If I crossed a harlequin without chinchilla relatives to a chinchilla that I knew didn't have harlequin in its background, I would expect to get chestnut agoutis, yes.
Trying not to get into a really long, involved answer here . . . . Basically, the gene causing harlequin is in the E series. The gene causing chinchilla is in the C series. Both harlequin and chinchilla are recessive genes (in other words, there is at least one more dominant gene than each of them in their respective series). When you cross a harlequin to a chinchilla, each baby gets a copy of harlequin from one parent, and chinchilla from the other, but since the chin gave the babies the more dominant E gene, and the harlie gave them the more dominant C gene, they wind up as chestnut agouti. These babies are carrying the recessive harlequin and chin genes, but since they also inherited the more dominant genes, that is what they are expressing.

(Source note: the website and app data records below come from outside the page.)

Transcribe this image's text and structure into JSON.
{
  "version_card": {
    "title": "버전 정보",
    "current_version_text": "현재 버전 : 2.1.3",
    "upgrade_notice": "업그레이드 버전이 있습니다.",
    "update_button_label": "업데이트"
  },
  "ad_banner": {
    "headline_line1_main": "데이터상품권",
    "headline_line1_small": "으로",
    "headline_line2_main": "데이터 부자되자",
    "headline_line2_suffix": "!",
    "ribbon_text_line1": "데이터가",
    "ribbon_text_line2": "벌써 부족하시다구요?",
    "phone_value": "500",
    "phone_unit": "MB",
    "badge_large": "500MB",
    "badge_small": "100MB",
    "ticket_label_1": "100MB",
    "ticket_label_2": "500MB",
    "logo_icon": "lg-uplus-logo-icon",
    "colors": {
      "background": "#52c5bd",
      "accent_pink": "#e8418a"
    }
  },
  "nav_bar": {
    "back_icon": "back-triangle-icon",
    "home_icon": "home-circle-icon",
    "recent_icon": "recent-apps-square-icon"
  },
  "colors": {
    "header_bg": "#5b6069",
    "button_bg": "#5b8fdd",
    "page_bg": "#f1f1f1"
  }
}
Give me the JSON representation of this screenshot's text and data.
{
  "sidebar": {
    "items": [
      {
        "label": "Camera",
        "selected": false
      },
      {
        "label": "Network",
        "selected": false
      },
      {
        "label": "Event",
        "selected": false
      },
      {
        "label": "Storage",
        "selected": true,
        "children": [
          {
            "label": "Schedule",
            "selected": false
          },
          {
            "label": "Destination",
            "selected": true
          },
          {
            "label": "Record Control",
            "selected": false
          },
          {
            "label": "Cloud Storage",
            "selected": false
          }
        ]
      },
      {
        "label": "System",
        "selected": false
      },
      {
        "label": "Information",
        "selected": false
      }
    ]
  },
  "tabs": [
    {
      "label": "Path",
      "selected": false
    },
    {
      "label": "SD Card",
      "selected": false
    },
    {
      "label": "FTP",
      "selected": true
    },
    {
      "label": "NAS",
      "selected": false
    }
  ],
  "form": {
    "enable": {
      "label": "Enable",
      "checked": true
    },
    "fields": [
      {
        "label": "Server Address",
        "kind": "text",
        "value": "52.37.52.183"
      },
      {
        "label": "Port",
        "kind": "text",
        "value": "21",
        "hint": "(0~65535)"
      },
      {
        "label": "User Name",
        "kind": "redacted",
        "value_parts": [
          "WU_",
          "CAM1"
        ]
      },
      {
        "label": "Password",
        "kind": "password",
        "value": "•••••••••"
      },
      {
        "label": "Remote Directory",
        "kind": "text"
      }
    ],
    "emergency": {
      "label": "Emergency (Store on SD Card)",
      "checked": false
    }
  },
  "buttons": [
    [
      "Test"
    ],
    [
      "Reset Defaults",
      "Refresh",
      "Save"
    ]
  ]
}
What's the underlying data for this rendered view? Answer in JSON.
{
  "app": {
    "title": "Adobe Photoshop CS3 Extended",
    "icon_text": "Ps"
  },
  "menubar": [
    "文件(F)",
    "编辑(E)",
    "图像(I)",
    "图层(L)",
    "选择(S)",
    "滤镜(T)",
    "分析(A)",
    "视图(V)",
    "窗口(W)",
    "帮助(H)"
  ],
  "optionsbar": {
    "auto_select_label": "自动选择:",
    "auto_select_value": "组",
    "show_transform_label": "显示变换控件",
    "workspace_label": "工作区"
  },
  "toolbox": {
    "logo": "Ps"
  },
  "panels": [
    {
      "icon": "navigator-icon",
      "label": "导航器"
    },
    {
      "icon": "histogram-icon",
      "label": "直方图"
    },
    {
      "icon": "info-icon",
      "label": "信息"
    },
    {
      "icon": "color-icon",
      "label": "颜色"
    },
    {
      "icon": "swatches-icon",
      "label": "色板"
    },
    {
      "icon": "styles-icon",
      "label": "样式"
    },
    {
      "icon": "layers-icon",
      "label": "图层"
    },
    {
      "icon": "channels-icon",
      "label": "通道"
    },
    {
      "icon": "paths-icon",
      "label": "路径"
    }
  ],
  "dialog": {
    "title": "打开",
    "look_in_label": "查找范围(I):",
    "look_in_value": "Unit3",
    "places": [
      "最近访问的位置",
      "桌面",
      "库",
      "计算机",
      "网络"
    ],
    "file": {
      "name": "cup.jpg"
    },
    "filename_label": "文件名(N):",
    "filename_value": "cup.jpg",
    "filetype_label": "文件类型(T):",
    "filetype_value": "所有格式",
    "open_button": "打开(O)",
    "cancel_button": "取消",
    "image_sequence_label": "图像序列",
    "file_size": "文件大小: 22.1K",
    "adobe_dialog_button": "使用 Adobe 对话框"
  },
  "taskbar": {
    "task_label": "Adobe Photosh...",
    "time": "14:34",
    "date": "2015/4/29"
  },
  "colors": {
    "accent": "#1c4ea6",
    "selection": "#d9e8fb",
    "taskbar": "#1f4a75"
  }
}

If you cross one of these babies back to the chin, some of the resulting babies will get the chin gene from both parents and be chins (some of those may also get a harlie gene, but you may not be able to see it. Sometimes, you can get harlequin markings bleeding through on a chestnut or chin, but not always). If you cross back to the harlequin, some of the babies will get harlequin from both parents and be harlies. To get magpies, the babies have to inherit chin and harlequin from both parents. If you were to take two of these babies and breed them together, some of their babies will get chin from both parents, and some will get harlequin from both parents; some will get the full color genes from one or both parents, too. And if you are lucky, some babies will get both chin and harlie, and be magpies. Be warned, though - it seems that if there is a certain color that you are hoping to see in a litter, the rabbits are determined not to give it to you.